INPUT DATA
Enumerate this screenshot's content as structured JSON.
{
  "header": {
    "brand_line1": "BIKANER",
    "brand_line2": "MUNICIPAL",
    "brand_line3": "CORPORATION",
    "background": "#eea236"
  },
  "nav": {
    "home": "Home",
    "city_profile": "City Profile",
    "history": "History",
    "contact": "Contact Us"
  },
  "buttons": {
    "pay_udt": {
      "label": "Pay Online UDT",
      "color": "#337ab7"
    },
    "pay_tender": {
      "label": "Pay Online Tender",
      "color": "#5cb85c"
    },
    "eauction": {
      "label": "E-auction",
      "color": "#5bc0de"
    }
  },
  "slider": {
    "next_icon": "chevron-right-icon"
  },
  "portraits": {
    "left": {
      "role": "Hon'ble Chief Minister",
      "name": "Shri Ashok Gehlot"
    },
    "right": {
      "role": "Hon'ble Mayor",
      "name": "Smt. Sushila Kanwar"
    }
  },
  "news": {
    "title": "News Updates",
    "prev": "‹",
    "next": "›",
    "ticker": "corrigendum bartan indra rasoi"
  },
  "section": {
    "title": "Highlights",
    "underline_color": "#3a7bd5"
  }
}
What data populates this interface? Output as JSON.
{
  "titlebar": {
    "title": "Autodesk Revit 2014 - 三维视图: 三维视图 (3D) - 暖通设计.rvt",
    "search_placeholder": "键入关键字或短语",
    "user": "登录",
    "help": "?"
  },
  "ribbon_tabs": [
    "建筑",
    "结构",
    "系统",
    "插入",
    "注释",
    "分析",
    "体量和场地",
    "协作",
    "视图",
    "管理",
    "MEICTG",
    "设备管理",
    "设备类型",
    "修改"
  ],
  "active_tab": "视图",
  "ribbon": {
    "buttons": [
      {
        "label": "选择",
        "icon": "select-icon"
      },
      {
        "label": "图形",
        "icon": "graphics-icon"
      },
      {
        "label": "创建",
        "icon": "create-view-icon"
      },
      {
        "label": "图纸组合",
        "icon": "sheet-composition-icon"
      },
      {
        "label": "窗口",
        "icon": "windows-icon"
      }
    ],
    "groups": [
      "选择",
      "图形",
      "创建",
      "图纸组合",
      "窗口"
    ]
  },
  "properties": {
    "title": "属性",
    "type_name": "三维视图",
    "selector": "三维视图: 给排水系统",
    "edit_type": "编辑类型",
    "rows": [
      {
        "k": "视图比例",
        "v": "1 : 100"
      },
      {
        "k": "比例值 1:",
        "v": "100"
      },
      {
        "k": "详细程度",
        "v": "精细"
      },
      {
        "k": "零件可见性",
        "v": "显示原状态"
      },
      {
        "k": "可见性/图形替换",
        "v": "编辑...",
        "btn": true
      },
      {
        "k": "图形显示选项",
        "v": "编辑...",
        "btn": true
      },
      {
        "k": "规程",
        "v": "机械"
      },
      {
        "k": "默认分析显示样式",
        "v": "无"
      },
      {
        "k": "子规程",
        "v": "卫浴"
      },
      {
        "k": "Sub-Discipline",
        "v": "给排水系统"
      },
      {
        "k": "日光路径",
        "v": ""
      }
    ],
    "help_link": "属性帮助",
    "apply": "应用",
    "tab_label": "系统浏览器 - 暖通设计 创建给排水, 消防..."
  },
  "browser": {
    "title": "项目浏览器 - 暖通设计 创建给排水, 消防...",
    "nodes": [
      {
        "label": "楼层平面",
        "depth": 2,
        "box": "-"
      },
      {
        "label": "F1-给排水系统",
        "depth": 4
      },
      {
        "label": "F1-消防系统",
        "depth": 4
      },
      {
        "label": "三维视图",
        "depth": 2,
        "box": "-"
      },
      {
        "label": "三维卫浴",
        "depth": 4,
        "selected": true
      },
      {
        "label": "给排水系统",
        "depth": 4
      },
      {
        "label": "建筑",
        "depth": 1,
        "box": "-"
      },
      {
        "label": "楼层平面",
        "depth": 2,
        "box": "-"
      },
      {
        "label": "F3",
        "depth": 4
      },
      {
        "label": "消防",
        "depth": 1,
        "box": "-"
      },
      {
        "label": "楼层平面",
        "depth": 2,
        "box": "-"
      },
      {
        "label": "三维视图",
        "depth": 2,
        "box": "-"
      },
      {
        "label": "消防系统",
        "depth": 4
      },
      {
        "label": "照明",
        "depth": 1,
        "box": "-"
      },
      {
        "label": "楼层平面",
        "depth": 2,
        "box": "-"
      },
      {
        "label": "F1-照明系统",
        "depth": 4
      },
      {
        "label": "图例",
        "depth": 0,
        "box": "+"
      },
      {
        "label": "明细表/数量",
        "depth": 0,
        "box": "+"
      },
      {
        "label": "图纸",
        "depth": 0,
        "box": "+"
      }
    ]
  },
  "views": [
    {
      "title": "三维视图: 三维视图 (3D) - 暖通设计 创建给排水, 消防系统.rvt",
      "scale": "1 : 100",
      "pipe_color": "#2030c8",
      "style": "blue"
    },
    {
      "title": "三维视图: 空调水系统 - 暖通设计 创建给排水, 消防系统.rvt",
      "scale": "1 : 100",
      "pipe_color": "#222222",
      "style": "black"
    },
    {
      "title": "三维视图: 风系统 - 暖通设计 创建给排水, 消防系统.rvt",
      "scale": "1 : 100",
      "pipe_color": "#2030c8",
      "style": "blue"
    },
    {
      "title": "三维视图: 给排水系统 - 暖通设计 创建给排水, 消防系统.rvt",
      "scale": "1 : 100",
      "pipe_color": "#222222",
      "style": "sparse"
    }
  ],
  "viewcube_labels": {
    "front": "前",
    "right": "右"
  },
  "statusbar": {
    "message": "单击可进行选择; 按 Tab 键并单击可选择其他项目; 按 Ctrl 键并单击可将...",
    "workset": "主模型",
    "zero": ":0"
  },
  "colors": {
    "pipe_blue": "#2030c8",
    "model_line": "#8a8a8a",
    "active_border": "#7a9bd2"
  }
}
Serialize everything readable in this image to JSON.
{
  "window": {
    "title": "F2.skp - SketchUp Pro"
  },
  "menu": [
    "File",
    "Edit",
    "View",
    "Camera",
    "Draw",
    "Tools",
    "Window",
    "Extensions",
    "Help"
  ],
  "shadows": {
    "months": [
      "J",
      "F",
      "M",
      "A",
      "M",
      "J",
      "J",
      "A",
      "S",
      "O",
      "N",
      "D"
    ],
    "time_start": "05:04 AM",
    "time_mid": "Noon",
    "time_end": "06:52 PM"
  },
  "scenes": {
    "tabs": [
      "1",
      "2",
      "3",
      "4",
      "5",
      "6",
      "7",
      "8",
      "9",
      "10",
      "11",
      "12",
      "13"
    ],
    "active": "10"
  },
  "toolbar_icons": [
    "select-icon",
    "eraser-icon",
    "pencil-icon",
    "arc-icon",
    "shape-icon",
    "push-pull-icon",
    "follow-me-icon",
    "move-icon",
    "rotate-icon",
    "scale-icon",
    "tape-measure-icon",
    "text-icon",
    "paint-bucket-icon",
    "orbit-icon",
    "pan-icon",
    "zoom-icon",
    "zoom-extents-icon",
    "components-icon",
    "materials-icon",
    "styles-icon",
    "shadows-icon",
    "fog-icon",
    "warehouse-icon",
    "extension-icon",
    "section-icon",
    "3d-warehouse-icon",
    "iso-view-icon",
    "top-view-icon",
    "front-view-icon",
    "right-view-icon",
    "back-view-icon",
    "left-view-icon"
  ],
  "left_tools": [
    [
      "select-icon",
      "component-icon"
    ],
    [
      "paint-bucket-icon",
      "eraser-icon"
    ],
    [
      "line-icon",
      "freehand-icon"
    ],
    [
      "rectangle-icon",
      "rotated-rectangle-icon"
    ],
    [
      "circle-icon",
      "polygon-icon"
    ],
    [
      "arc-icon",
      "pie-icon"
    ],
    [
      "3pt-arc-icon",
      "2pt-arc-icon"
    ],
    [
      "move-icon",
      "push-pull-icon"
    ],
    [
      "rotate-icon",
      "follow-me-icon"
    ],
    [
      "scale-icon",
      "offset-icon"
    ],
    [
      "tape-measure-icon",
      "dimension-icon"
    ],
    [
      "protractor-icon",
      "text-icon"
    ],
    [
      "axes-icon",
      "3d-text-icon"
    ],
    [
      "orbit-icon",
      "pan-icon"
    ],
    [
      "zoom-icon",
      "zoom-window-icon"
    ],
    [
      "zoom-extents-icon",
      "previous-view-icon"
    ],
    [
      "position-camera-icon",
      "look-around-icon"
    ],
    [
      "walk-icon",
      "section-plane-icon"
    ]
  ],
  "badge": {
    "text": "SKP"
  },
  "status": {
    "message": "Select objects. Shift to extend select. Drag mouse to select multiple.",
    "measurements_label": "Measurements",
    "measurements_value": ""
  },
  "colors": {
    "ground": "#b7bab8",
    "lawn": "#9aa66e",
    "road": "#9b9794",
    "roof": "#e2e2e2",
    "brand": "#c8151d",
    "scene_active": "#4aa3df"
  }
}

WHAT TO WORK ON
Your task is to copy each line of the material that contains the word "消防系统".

EXERCISE OUTPUT
        "label": "F1-消防系统",
        "label": "消防系统",
      "title": "三维视图: 三维视图 (3D) - 暖通设计 创建给排水, 消防系统.rvt",
      "title": "三维视图: 空调水系统 - 暖通设计 创建给排水, 消防系统.rvt",
      "title": "三维视图: 风系统 - 暖通设计 创建给排水, 消防系统.rvt",
      "title": "三维视图: 给排水系统 - 暖通设计 创建给排水, 消防系统.rvt",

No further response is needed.